Human beings are really into ranks and scales and Being Important.
Cats prefer to fling our low-minded hierarchies into the deepest, darkest pit.
That’s primarily because they’re collectively convinced that, in any hierarchical ranking, they are individually and collectively on top of the top of the top.
But it’s also because cats are wise.
This fact foisted itself on me yet again this week, in the context of a dark day at Tabby’s Place. Losing a cat is always terrible. Yet each terrible turn has a way of looming uniquely awful in its time. They are all different and all unthinkable and so impossible to compare in their agonies.
So it was with Wilhelmina.
We’d known for some time that Wil was on borrowed time. A once-plump plum of a cat had been pruned down to four pounds by cancer in her stomach wall. On Wednesday, anemia set in, so severe that Wil was too wobbly to stand. Even stinky chicken couldn’t convince her to eat.
Watching Wil on the day, surrounded by humans who adored her, I found myself back in Psych 101. In Maslow’s hierarchy of needs, Wilhelmina was scraping the bottom of the bottom of the bottom.
You may remember the theory. If your most basic needs aren’t met, you don’t have the energy to spare on higher-order motivations. First of all is the bare-bones bedrock of physiological needs: air, water, stinky chicken, not being in physical agony et al. If you’re hurting there, you can hardly be expected to think lofty thoughts, much less have anything much to offer anyone else. You’re simply, necessarily, focused on your own survival.

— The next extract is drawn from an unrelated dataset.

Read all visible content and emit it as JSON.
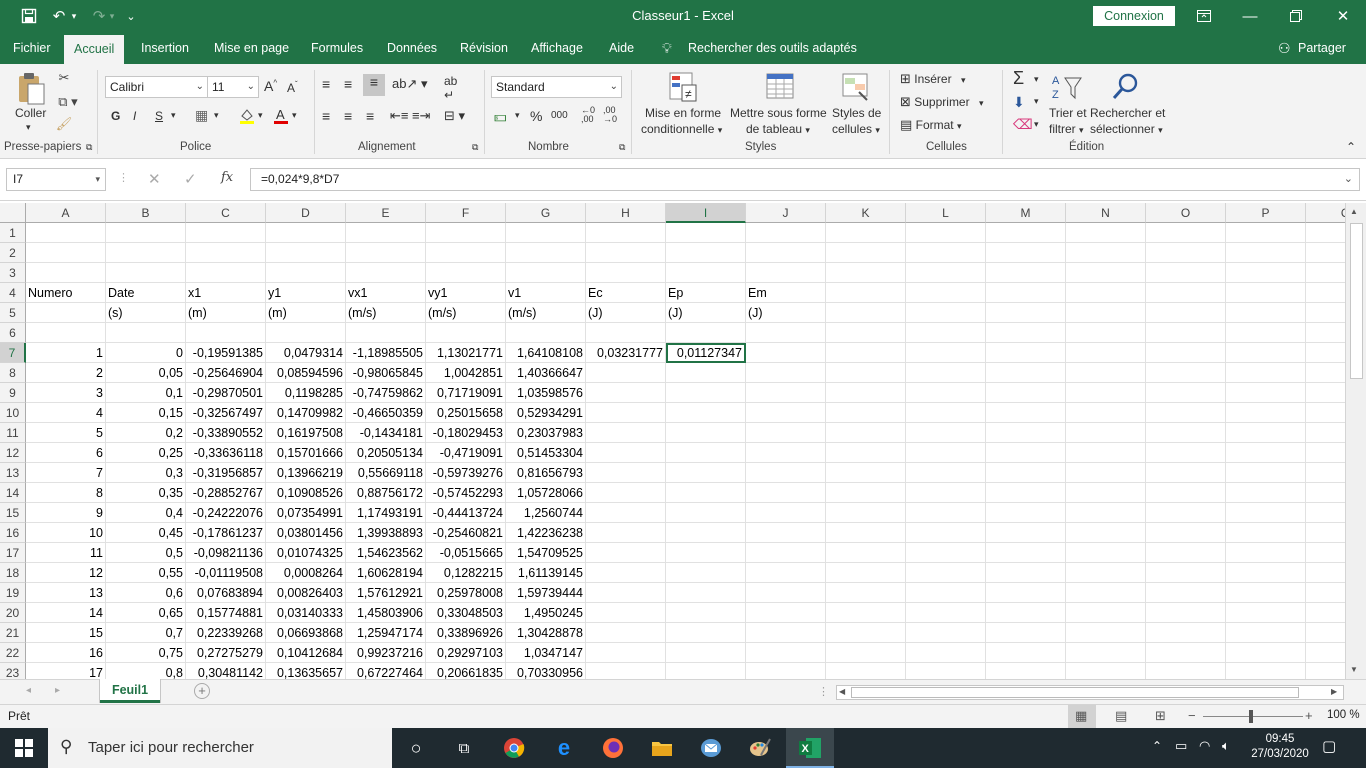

If your physiological needs are met, you have the bandwidth to move on up the hierarchy and reach for security; love and belonging; self-respect; reaching your full potential; and finally, self-transcendence. Of course, very few creatures truly transcend themselves. Dr. Maslow identified exemplars like Eleanor Roosevelt, Albert Einstein and Frederick Douglass.
He could have added Wilhelmina Rosenberg to the list.
If old Dr. Maslow was right, Wilhelmina had no business even pondering the weather, much less leaping outside herself to care for others. As she trembled and scorned all sustenance, her most basic needs were unmet.
But even in the weakest state of her life, Wilhelmina transcended.
As each of Wil’s human adorers spent quiet moments with her, Wil’s weary eyes exuded love. There was a sort of concern on her face, a loving reassurance to each friend: It’s OK. You’ll be OK without me. And I…I’ll be OK, too. Don’t worry. Take heart. Courage, love.
But Wilhelmina didn’t suddenly reach this state of grace on her last day on earth. Death doesn’t bring out anything that isn’t already there. (No one can cram for this particular final exam.)
In her days in Adoption Room #1 and then the Lobby, Wil transcended tables and couches and gravity to acquire and enamor every last lap. She strewed her love indiscriminately, instinctively caring for/sitting upon the grieving or the gawky or the simply sad. Wil did not care if you donated or not, if you were a senator or a sixth-grader, or any other nonessential details about your essentially beloved self. She napped with cats of all conditions, willfully, wondrously blind to their oddities and odors.
Wil’s love was no glurgey sap, though. She’d love you enough to tell you when you were wrong, especially if you were feline, extra-especially if you were Olive. Love is always honest.
Where there was Wil, there was love.
Dr. Maslow and an entire battalion of biologists can say what they will, but you won’t convince me that Wilhelmina wasn’t perched on the pinnacle of potential in her final hour. Her own failing body was less of a concern than the urgent business of loving those around her. She gave, she loved, and she overcame unto the end.
And you know and I know that what looks like the end is not the end.
Until we see our beloved Wilhelmina again, I will remember her giving love she “shouldn’t” have had it in her to give. I’ll remember her punching Max and going toe-to-diapered-toe with Olive, too, but only in the name of self-respect and self-actualization and justice for all undercats.
I’ll remember the tenderness we gave Wil, but far more than that, I’ll remember the ways this mother-hen of a cat cared for us.
In any hierarchy that matters, Wilhelmina is tops. Until we meet again, bright blossom, thank you.